WHAT YOU HAVE TO DO
Could you return all of the records exactly, minus their images?

[Dataset rows for apps and sites]

______________________________

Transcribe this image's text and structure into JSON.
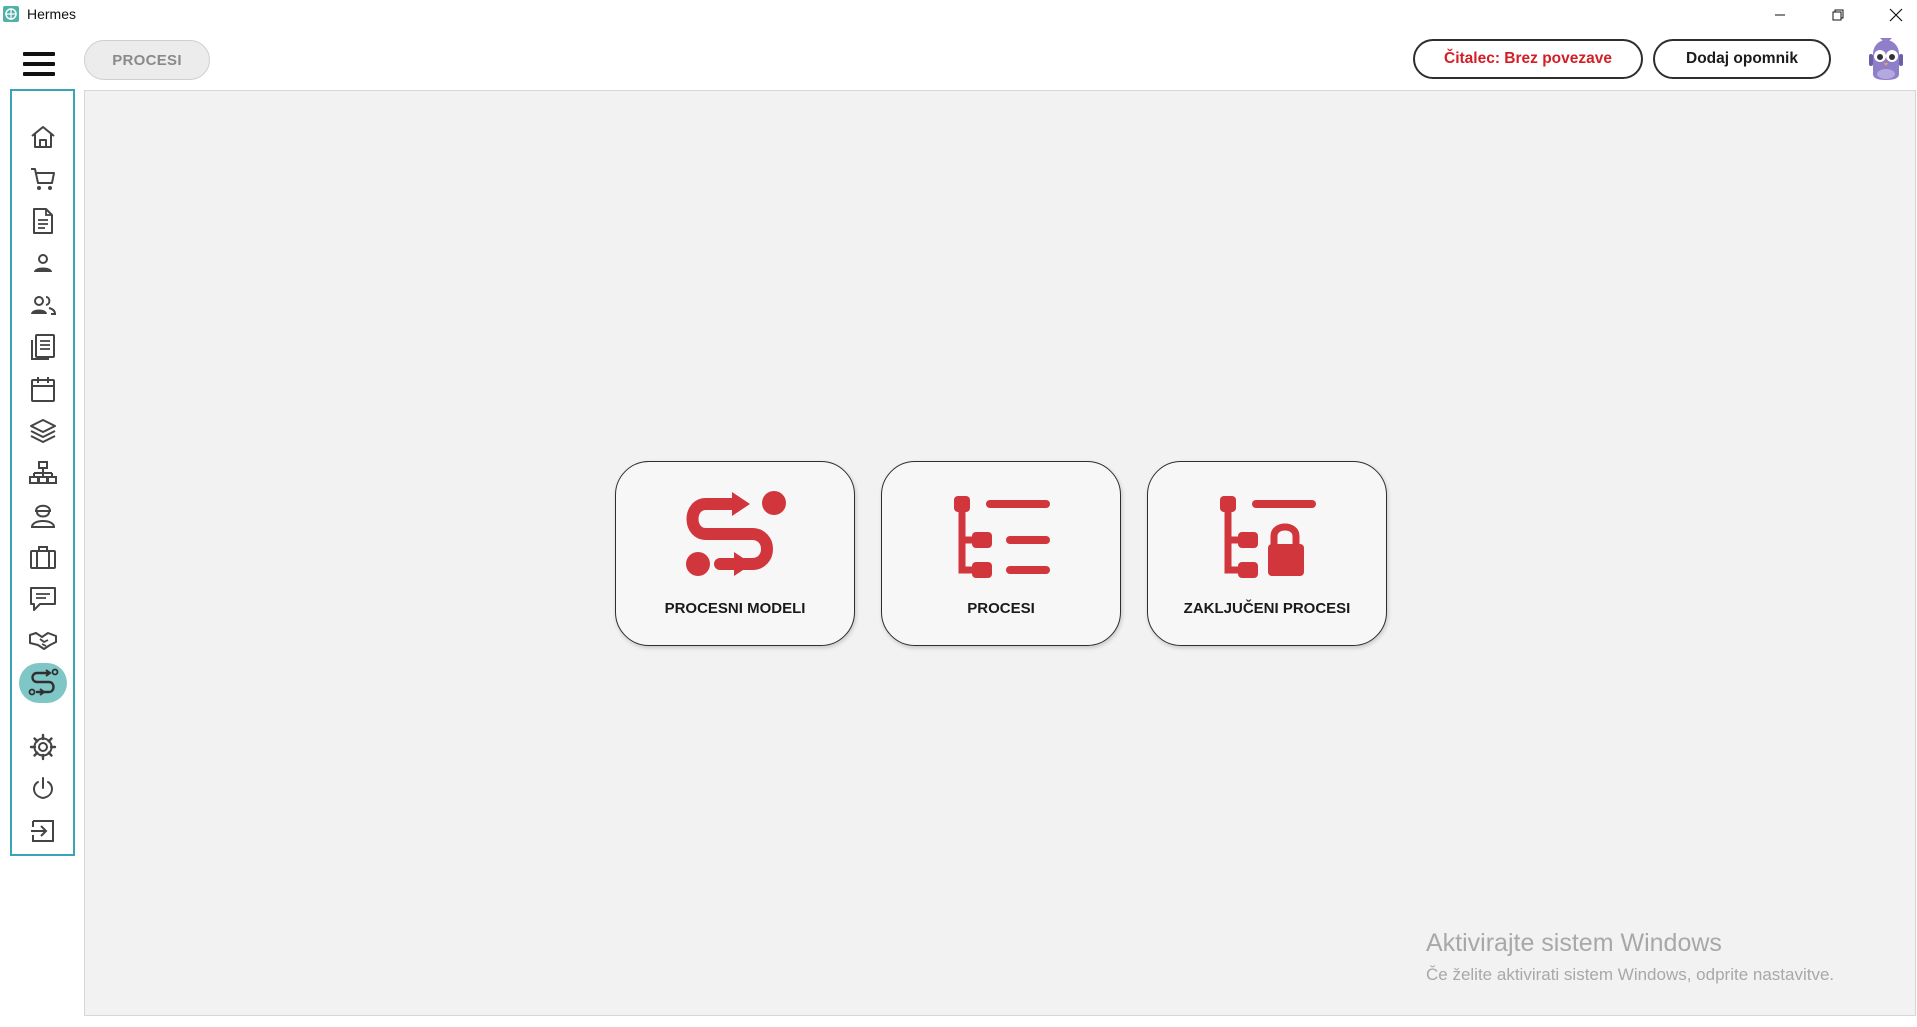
{
  "window": {
    "title": "Hermes",
    "controls": [
      "minimize",
      "restore",
      "close"
    ]
  },
  "header": {
    "breadcrumb": "PROCESI",
    "reader_status": "Čitalec: Brez povezave",
    "add_reminder": "Dodaj opomnik"
  },
  "sidebar": {
    "items": [
      {
        "icon": "home-icon"
      },
      {
        "icon": "cart-icon"
      },
      {
        "icon": "document-icon"
      },
      {
        "icon": "person-icon"
      },
      {
        "icon": "people-icon"
      },
      {
        "icon": "news-icon"
      },
      {
        "icon": "calendar-icon"
      },
      {
        "icon": "layers-icon"
      },
      {
        "icon": "hierarchy-icon"
      },
      {
        "icon": "worker-icon"
      },
      {
        "icon": "briefcase-icon"
      },
      {
        "icon": "message-icon"
      },
      {
        "icon": "handshake-icon"
      },
      {
        "icon": "process-icon",
        "active": true
      },
      {
        "icon": "gear-icon"
      },
      {
        "icon": "power-icon"
      },
      {
        "icon": "logout-icon"
      }
    ]
  },
  "main": {
    "cards": [
      {
        "label": "PROCESNI MODELI",
        "icon": "process-model-icon"
      },
      {
        "label": "PROCESI",
        "icon": "process-list-icon"
      },
      {
        "label": "ZAKLJUČENI PROCESI",
        "icon": "closed-process-icon"
      }
    ]
  },
  "watermark": {
    "title": "Aktivirajte sistem Windows",
    "subtitle": "Če želite aktivirati sistem Windows, odprite nastavitve."
  },
  "colors": {
    "accent": "#3aa3b6",
    "active_bg": "#7fc6c7",
    "icon_red": "#d0363c",
    "status_red": "#d21f26",
    "panel_bg": "#f2f2f2"
  }
}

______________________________

REPLY
Transcribe this image's text and structure into JSON.
{
  "window": {
    "title": "Hermes",
    "controls": [
      "minimize",
      "restore",
      "close"
    ]
  },
  "header": {
    "breadcrumb": "PROCESI",
    "reader_status": "Čitalec: Brez povezave",
    "add_reminder": "Dodaj opomnik"
  },
  "sidebar": {
    "items": [
      {
        "icon": "home-icon"
      },
      {
        "icon": "cart-icon"
      },
      {
        "icon": "document-icon"
      },
      {
        "icon": "person-icon"
      },
      {
        "icon": "people-icon"
      },
      {
        "icon": "news-icon"
      },
      {
        "icon": "calendar-icon"
      },
      {
        "icon": "layers-icon"
      },
      {
        "icon": "hierarchy-icon"
      },
      {
        "icon": "worker-icon"
      },
      {
        "icon": "briefcase-icon"
      },
      {
        "icon": "message-icon"
      },
      {
        "icon": "handshake-icon"
      },
      {
        "icon": "process-icon",
        "active": true
      },
      {
        "icon": "gear-icon"
      },
      {
        "icon": "power-icon"
      },
      {
        "icon": "logout-icon"
      }
    ]
  },
  "main": {
    "cards": [
      {
        "label": "PROCESNI MODELI",
        "icon": "process-model-icon"
      },
      {
        "label": "PROCESI",
        "icon": "process-list-icon"
      },
      {
        "label": "ZAKLJUČENI PROCESI",
        "icon": "closed-process-icon"
      }
    ]
  },
  "watermark": {
    "title": "Aktivirajte sistem Windows",
    "subtitle": "Če želite aktivirati sistem Windows, odprite nastavitve."
  },
  "colors": {
    "accent": "#3aa3b6",
    "active_bg": "#7fc6c7",
    "icon_red": "#d0363c",
    "status_red": "#d21f26",
    "panel_bg": "#f2f2f2"
  }
}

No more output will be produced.